HUMAN AB SERUM FAQ
Most Frequently Asked Questions and Answers About Human AB Serum
Human AB serum is collected from healthy volunteer male donors of the AB serotype at FDA-licensed facilities in the United States and collected in compliance with health requirements established by 21CFR 640, subpart G.
The converted serum is routinely screened for the presence of animal contaminants. This is performed by DNA analysis.
Human AB serum is collected from healthy volunteer male donors of the AB serotype at EU-registered facilities. The material is CE-marked and ANSM-approved IVDMD. Please note that in France some donations are made for purely non-therapeutic purposes. In these cases, the age of the donors can be significantly higher than standard donations and also transplanted/transfused donors may be selected to donate.
No animal-derived ingredients (ADI) are used in the production of French-origin Human AB serum. The manufacturing process does not use any ingredient of animal origin.
The off-the-clot serum is collected from the blood that is allowed to coagulate naturally after collection.

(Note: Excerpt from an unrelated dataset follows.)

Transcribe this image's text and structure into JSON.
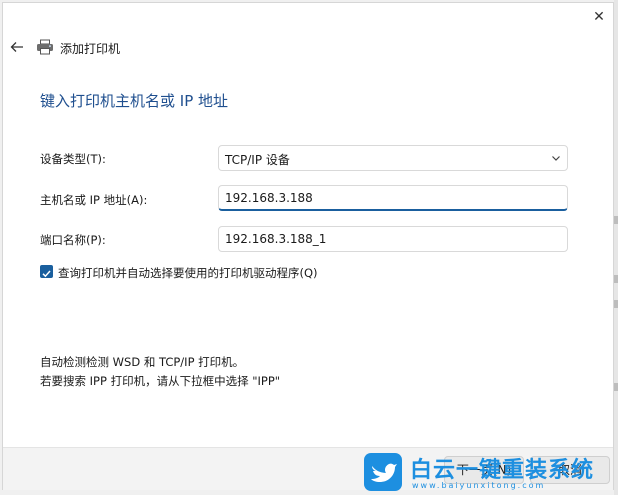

It has not been exposed to any anticoagulant. The plasma-derived serum is produced by defibrinating pooled human blood collected in the presence of bovine thrombin. The plasma-derived serum is generally more economical and popular than the off-the-clot product. Both Off-the-clot serum and plasma-derived serum are available in both pooled lots and individual transfer packs from specific donors.
Human AB serum supplied by LSG is suitable for research, diagnostic and further manufacturing purposes. Full details as to the collection and processing of human AB serum are available on request. Specific batches of serum may be subjected to additional viral testing, as required. LSG is very happy to discuss specific batch and collection requirements to meet individual regulatory requirements.
Human AB may be supplied in any bottle size e.g. 1 litre, 500 mL, 100 mL, 50 mL, 25 mL, as required, including bottles fitted with septums for the aseptic removal of serum. Human AB serum may also be processed into single-use bags with tubing sets to meet individual production requirements.
Each batch of Human AB serum is tested to ensure freedom from bacteria, fungi, yeast, and mycoplasma (M. pneumonia, M. hominis and M. salivarium). Batches are also tested for the ability to support the growth of specific cell lines. In addition, each batch is also tested for standard parameters. These include endotoxin, pH, osmolality, protein content, albumin, IgG and haemoglobin levels. Details for each batch are supplied on the Certificate of Analysis (COA).
All donor units that form each batch are tested for HBsAg, anti-HCV, anti-HIV1 and 2, HIV-1, and Syphilis. Additional viral testing on both individual donors and pooled material is available to meet current regulatory standards for further manufacturing.
Each batch of Human AB serum is tested for the absence of bacteria, fungi, yeast, and mycoplasma. Our Human AB serum is also sterile filtered to either 0.1 µm pore size-rated filters (US Origin) or 0.2 µm pore size-rated filters (French Origin). Results of microbe testing of each batch of serum are supplied in the COA. However, please note that sterility is not guaranteed after opening. The use of aseptic techniques during handling is recommended.
At one time, heat inactivation was considered necessary because of concerns over the presence of contaminants in serum. However, the process of heat inactivation is known to degrade valuable biomolecules, such as growth factors, vitamins, and amino acids. Many protocols still call for the serum to be subjected to heat treatment prior to use without consideration as to whether it remains desirable. Should it be required, LSP can provide heat inactivation as a custom processing option.
Yes. We offer samples of Human AB Serum for testing prior to the selection of a suitable batch. The typical sample size is 25 mL and reservations are held for a period of four weeks, pending evaluation.
The deferral time for any transfusion patient to stop donating blood products is 12 months. After this time, these donors can return to donating blood, serum or plasma. Transfusion grade collections don’t allow for transfused patients to donate. However, only some sites collect “transfusion grade” serum while others don’t. This means that blood from transfused patients can be present in material pooled from a number of different sites.
In France, it is permitted for people who have received blood transfusions to donate blood for non-therapeutic applications
HLA antibodies are not naturally occurring and can only be acquired by pregnancy, transfusion of blood products or transplantation. Therefore, for a donor pool of un-transfused male donors with blood group AB, provided the donors are healthy, you can expect a very low incidence of HLA antibodies.
Depending on your specific application, you would need to use serum from non-transfused patients if it is important that the serum you receive is HLA free.
Also see the question: Can donors who have received blood transfusions, donate blood for Human AB Serum collection purposes?